    Bloomberg’s comment about the shelter experience is eerily similar to Barbara Bush’s gem re: Katrina victims. Something like they’ve never had it so good, remember?
    Despicable people.

  4. RalphB says:

    Not all the mainstream media is willing to cover the costs of raising the Medicare eligibility age.

    WAPO: Raising Medicare’s age: Saves feds $5.7 billion, costs you $11.4 billion

    • dakinikat says:

      That is the most stupid suggestion ever. Insurance gets cheaper when you expand the pool not shrink it. Sheesh. Some of these assholes really need a good teacher to take them to the whipping post and teach them basic business concepts.

      • RalphB says:

        No kidding! I watched a bit of Hardball last night and Tweety is his usual idiot self. He seems to think the “fiscal cliff” is the same as not raising the debt limit. He needs tranquilizers and lots of them. :-)

  5. RalphB says:

    Josh Barro’s explanation of the three problems is pretty informative.

    Bloomberg: What’s Wrong With the Republican Fiscal Cliff Counteroffer

    House Republicans are out with their response to the President’s opening bid on the fiscal cliff, and it’s not very impressive. Here are three big problems with the letter they sent to the White House:

    1. It’s not really a proposal — it’s just a set of headline numbers without specific policies.

    2. The description of tax reform makes little sense.

    3. The proposal does not fully avert the fiscal cliff.

  6. RalphB says:

    TPM: Happy Trails?

    Ummmm … The last time a sitting Governor of a state left on an unexplained vacation and staffers refused t disclose where they were or when they’d return, things ended up getting pretty weird. Looks like we’ve got another Guv in an undisclosed location.

    From the AP …

    Gov. Jan Brewer has taken a nearly week-long out-of-state work trip that was shrouded in secrecy Monday as she skipped an event to certify election ballots and her spokesman refused to disclose her location.

  7. RalphB says:

    I highly recommend a small transaction tax for multiple reasons. This is one of them.

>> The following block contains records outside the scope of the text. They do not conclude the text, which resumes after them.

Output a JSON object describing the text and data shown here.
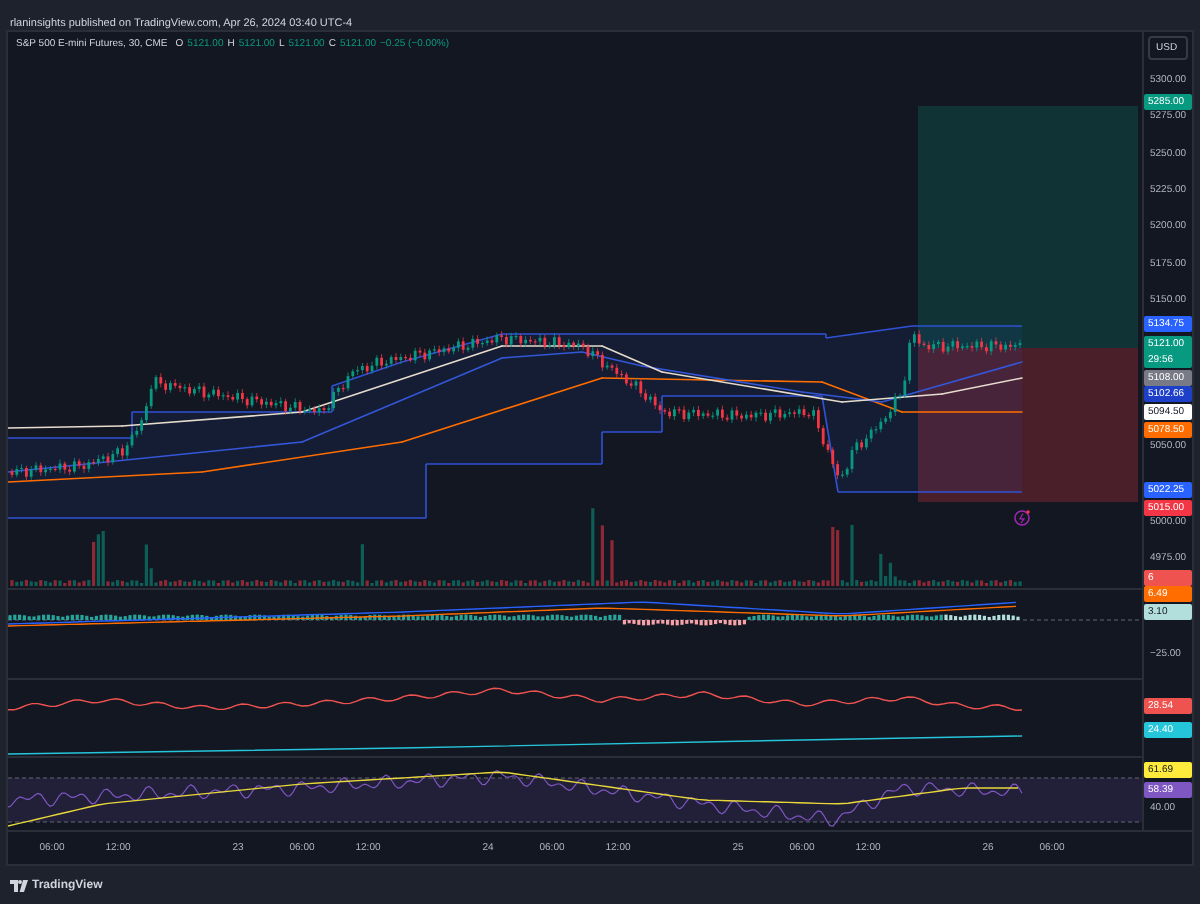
{
  "header": {
    "publisher_line": "rlaninsights published on TradingView.com, Apr 26, 2024 03:40 UTC-4"
  },
  "chart": {
    "legend": {
      "symbol": "S&P 500 E-mini Futures, 30, CME",
      "ohlc": [
        {
          "label": "O",
          "value": "5121.00"
        },
        {
          "label": "H",
          "value": "5121.00"
        },
        {
          "label": "L",
          "value": "5121.00"
        },
        {
          "label": "C",
          "value": "5121.00"
        }
      ],
      "change": "−0.25 (−0.00%)"
    },
    "currency_button": "USD",
    "axis_ticks": [
      "5300.00",
      "5275.00",
      "5250.00",
      "5225.00",
      "5200.00",
      "5175.00",
      "5150.00",
      "5050.00",
      "5000.00",
      "4975.00",
      "−25.00",
      "40.00"
    ],
    "price_badges": [
      {
        "value": "5285.00",
        "color": "#089981"
      },
      {
        "value": "5134.75",
        "color": "#2962ff"
      },
      {
        "value": "5121.00",
        "countdown": "29:56",
        "color": "#089981"
      },
      {
        "value": "5108.00",
        "color": "#787b86"
      },
      {
        "value": "5102.66",
        "color": "#1e3fc8"
      },
      {
        "value": "5094.50",
        "color": "#ffffff"
      },
      {
        "value": "5078.50",
        "color": "#ff6d00"
      },
      {
        "value": "5022.25",
        "color": "#2962ff"
      },
      {
        "value": "5015.00",
        "color": "#f23645"
      },
      {
        "value": "6",
        "color": "#ef5350"
      },
      {
        "value": "6.49",
        "color": "#ff6d00"
      },
      {
        "value": "3.10",
        "color": "#b2dfdb"
      },
      {
        "value": "28.54",
        "color": "#ef5350"
      },
      {
        "value": "24.40",
        "color": "#26c6da"
      },
      {
        "value": "61.69",
        "color": "#ffeb3b"
      },
      {
        "value": "58.39",
        "color": "#7e57c2"
      }
    ],
    "time_axis": [
      "06:00",
      "12:00",
      "23",
      "06:00",
      "12:00",
      "24",
      "06:00",
      "12:00",
      "25",
      "06:00",
      "12:00",
      "26",
      "06:00"
    ]
  },
  "footer": {
    "logo_text": "TradingView"
  }
}
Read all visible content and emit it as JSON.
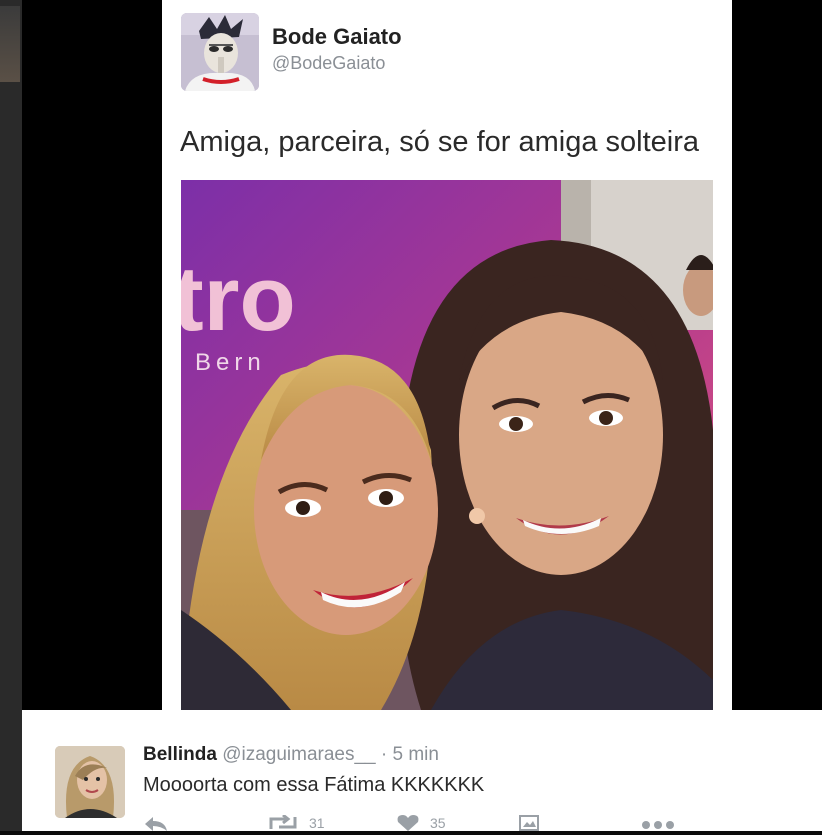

    balloon-juice: So Start Taxing Them

    The easiest way to stop this kind of nonsense would be to put a small tax on each transaction:

    A top government economist has concluded that the high-speed trading firms that have come to dominate the nation’s financial markets are taking significant profits from traditional investors.

    The chief economist at the Commodity Futures Trading Commission, Andrei Kirilenko, reports in a coming study that high-frequency traders make an average profit of as much as $5.05 each time they go up against small traders buying and selling one of the most widely used financial contracts.

    Everyone knows they are screwing individual investors.

    • RalphB says:

      The “Robin Hood Tax” was introduced as a Congressional bill by Rep. Keith Ellison (D-MN) in September: H.R. 6411, the Inclusive Property Act.

      Here is a link to a related advocacy group and a quotation from one of its principal economists: http://www.robinhoodtax.org/

      As economist Robert Pollin, co-director, Political Economy Research Institute (PERI), University of Massachusetts-Amherst, explains, “In its essentials, the idea of a financial market transaction tax is simple. It would mean that financial market traders would pay a small fee to the government every time they purchased any financial market instrument, including all stock, bond, options, futures, and swap trades. This would be the equivalent of sales taxes that Americans have long paid every time they buy an automobile, shirt, baseball glove, airline ticket, or pack of chewing gum, eat at a restaurant, or have their hair cut.”

    • dakinikat says:

      Reid put Elizabeth Warren on the Senate Banking Committee. That ought to seriously disturb the Street.